In 2015, David Granger became the president of Guyana, the Caribbean country located in mainland South America. He defeated then-incumbent President Donald Ramotar, whose party, the People’s Progressive Party, stood in power for 23 years. Granger inherited the bane in his predecessor’s side: homelessness in Guyana.
The Housing Crisis in Guyana

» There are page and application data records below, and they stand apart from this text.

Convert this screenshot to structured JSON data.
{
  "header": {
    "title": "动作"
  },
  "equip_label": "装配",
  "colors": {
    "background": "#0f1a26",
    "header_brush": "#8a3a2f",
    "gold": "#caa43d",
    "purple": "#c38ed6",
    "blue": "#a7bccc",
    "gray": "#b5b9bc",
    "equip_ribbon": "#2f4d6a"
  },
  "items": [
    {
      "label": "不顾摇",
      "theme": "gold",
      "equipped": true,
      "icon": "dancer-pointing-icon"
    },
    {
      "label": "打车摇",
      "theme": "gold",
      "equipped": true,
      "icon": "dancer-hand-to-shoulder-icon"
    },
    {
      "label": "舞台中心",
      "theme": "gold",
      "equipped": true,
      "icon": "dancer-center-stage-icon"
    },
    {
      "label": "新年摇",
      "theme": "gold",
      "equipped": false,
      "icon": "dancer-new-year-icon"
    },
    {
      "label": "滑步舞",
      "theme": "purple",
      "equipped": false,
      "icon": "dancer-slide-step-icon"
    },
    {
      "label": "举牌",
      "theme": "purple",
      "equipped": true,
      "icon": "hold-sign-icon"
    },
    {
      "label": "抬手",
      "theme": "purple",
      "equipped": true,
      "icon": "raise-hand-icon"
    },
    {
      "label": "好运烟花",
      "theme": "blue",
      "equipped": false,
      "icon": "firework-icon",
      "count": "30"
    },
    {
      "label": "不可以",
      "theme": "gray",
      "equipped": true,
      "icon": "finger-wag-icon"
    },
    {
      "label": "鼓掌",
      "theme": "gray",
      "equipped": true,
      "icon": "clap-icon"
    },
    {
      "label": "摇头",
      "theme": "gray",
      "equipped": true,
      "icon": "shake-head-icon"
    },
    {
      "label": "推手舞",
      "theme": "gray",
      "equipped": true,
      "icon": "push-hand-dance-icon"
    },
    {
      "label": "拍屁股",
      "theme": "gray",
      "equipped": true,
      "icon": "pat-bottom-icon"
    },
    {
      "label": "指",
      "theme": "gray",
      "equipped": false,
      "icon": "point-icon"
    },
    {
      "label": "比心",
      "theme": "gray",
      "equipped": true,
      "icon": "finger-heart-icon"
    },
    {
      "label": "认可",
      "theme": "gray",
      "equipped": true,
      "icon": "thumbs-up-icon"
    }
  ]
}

Guyana has many informal settlements, such as Tiger Bay. The government is having a difficult time handling the housing crisis. In 2016, 52 families lived in Tiger Bay, located in the center of Georgetown, Guyana’s capital. Ramotar administration’s failed solution to the housing deficit was to give plots of land to those who could not afford it, thus forcing them into crippling debt. This is akin to winning a free car and being unable to keep the prize because the taxes are too much. Only 55% of those plots are now occupied. If the issued land plots did not begin construction within a designated timeframe, the land reverted to the government, but the debt that came with renovating the land remained with the citizens.
Many of those land plots are on former plantations with water-logged soil and sparse infrastructure. The government prioritized low-income families and state employees in their housing schemes. One scheme involved turnkey apartments, which are apartments that are already remodeled and ready for rental. A study from the Inter-American Development Bank in 2016 estimated that the country had a deficit of 20,000 homes for low-income families and 52,000 properties in need of repairs. The housing situation has also led to citizens of Tiger Bay adopting unhygienic practices because of a lack of proper plumbing.
President Granger and Homelessness in Guyana
On June 1, 2019, seven months after he lost a vote of no confidence, President Granger vowed to combat homelessness in Guyana. He said he would, “like to leave the office when there is not a single homeless Guyanese… every Guyanese will have a roof over his or her head.” President Granger based his vow against homelessness on the Guyanese constitution. The constitution states that “every citizen has the right to proper housing accommodation.” The president stated his new idea will not connect to his predecessor’s attempts to fix homelessness in Guyana.
In February 2020, former President Granger addressed the country and announced himself as “the man with the plan” to save Guyana. One of the problems Granger plans to fix is housing. To that end, the president announced the National Squatter Regularisation Commission (NSRC). The NSRC will use funds from the National Treasury to eliminate squatting and homelessness in Guyana.
In 2017, the Central Housing & Planning Authority (CH&PA) allocated approximately $43 million to have 72 houses built for squatters. The CH&PA stated that some of the squatting areas would become regulated and develop into proper housing schemes, while others, like Plastic City, will be relocated. Plastic City is among the 173 settlements the government targets. In the first half of 2019, the CH&PA supplied 541 houses, which was 54.1% of the target for 2019.
Guyana’s 8 Goals to Combat Homelessness
In 2015, the country gave itself eight goals to accomplish by 2020:
- Finish infrastructure before allocating the lots.
- Begin construction of the homes.
- Promote partnership between the private and the sectors to simplify the provisions of social infrastructure and community services.
- Foster community involvement to identify and implement community projects.
- Coordinate projects with the collaboration of governmental and non-governmental organizations.
- Integrate developmental planning.
- Regulate and contain squatters.
- Complete the divestment of land.
The Progress of Eliminating Homelessness in Guyana
From 1998 to 2007, the government ran the Low-Income (LIS) to increase ownership of land and housing that have valid equity not tied to the government. It wanted to put equity in the hands of the people. Once the program ended, the Guyanese government received a loan of $27.9 million for a second version of the LIS. This incarnation of the LIS was focused on improving the qualities of impoverished families by granting them access to housing. That program ended in 2015. Subsequently, the CH&PA acquired another $3.1 million for the Hinterland Housing Project, a spin-off of the second LIS.
On February 28, 2020, the CH&PA handed 43 houses to the people of Sand Creek Village. The houses were built as part of the Hinterland Project. Of the $3.1 million granted to the Hinterland Project, approximately $311,358 was assigned to the Sand Creek Village.
In Guyana, the homeless population faces stigma and is looked down upon by fellow countrymen. Citizens see the homeless population as people who have “failed” because of personal choices and not because they are victims of socio-economic failings that they have little to no control over. As a result, many homeless people suffer from poor mental health.
In March 2019, humanitarian organizations focused their efforts on Georgetown. The Raising and Extending Arms to Care and Help (REACH) and Potluck teamed up with local volunteering physicians and donors to assist Georgetown’s homeless population. The vulnerable population received new clothes, assistance in baths and new haircuts. In 2018, the organization reached out to 100 people to raise $100,000 for “society’s forgotten citizens.” Additionally, the Potluck NGO assisted the Guyanese homeless population by providing blood pressure and blood sugar testing and giving out over-the-counter medications.
– Pedro Vega